> _Work instruction_
Repeat the entries below exactly, pictures excluded.

════

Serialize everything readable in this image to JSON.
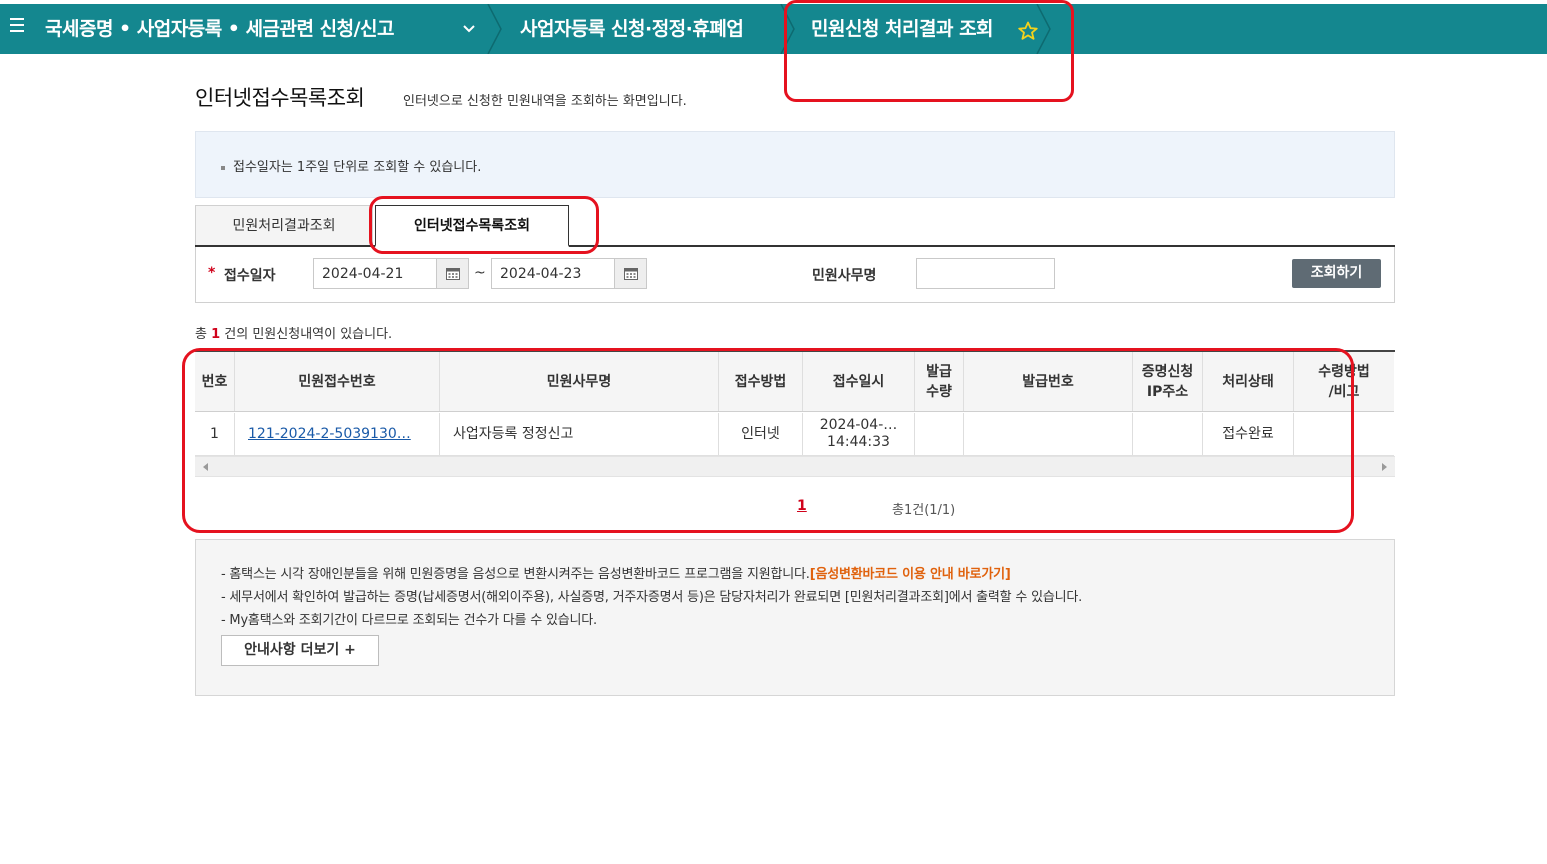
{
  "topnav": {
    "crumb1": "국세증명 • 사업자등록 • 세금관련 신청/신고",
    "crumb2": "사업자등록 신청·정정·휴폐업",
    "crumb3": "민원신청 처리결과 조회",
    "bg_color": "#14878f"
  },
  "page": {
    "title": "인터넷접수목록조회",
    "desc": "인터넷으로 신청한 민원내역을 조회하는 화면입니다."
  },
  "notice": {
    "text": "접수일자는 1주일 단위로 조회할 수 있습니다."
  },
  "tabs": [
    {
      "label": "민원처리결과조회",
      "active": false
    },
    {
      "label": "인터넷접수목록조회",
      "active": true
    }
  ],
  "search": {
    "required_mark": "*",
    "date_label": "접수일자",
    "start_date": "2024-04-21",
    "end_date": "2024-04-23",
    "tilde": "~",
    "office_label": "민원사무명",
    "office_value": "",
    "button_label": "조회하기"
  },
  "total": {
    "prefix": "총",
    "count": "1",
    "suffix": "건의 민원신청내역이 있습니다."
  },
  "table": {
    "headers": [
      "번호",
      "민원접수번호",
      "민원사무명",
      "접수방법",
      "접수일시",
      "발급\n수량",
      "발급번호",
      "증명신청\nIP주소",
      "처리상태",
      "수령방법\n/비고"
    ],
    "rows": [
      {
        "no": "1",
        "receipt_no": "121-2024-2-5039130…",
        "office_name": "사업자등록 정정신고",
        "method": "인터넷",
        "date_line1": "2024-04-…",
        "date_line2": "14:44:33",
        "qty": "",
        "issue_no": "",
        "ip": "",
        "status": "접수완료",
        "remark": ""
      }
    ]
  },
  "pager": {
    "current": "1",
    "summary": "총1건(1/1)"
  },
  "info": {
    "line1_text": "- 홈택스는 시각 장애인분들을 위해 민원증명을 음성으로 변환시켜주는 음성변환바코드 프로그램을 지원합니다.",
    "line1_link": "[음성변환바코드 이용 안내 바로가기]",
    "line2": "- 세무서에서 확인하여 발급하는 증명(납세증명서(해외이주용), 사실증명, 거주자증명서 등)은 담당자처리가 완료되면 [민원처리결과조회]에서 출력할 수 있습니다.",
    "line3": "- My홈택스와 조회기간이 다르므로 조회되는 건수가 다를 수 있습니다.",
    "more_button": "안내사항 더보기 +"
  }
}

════

> _Answer for the task_
Serialize everything readable in this image to JSON.
{
  "topnav": {
    "crumb1": "국세증명 • 사업자등록 • 세금관련 신청/신고",
    "crumb2": "사업자등록 신청·정정·휴폐업",
    "crumb3": "민원신청 처리결과 조회",
    "bg_color": "#14878f"
  },
  "page": {
    "title": "인터넷접수목록조회",
    "desc": "인터넷으로 신청한 민원내역을 조회하는 화면입니다."
  },
  "notice": {
    "text": "접수일자는 1주일 단위로 조회할 수 있습니다."
  },
  "tabs": [
    {
      "label": "민원처리결과조회",
      "active": false
    },
    {
      "label": "인터넷접수목록조회",
      "active": true
    }
  ],
  "search": {
    "required_mark": "*",
    "date_label": "접수일자",
    "start_date": "2024-04-21",
    "end_date": "2024-04-23",
    "tilde": "~",
    "office_label": "민원사무명",
    "office_value": "",
    "button_label": "조회하기"
  },
  "total": {
    "prefix": "총",
    "count": "1",
    "suffix": "건의 민원신청내역이 있습니다."
  },
  "table": {
    "headers": [
      "번호",
      "민원접수번호",
      "민원사무명",
      "접수방법",
      "접수일시",
      "발급\n수량",
      "발급번호",
      "증명신청\nIP주소",
      "처리상태",
      "수령방법\n/비고"
    ],
    "rows": [
      {
        "no": "1",
        "receipt_no": "121-2024-2-5039130…",
        "office_name": "사업자등록 정정신고",
        "method": "인터넷",
        "date_line1": "2024-04-…",
        "date_line2": "14:44:33",
        "qty": "",
        "issue_no": "",
        "ip": "",
        "status": "접수완료",
        "remark": ""
      }
    ]
  },
  "pager": {
    "current": "1",
    "summary": "총1건(1/1)"
  },
  "info": {
    "line1_text": "- 홈택스는 시각 장애인분들을 위해 민원증명을 음성으로 변환시켜주는 음성변환바코드 프로그램을 지원합니다.",
    "line1_link": "[음성변환바코드 이용 안내 바로가기]",
    "line2": "- 세무서에서 확인하여 발급하는 증명(납세증명서(해외이주용), 사실증명, 거주자증명서 등)은 담당자처리가 완료되면 [민원처리결과조회]에서 출력할 수 있습니다.",
    "line3": "- My홈택스와 조회기간이 다르므로 조회되는 건수가 다를 수 있습니다.",
    "more_button": "안내사항 더보기 +"
  }
}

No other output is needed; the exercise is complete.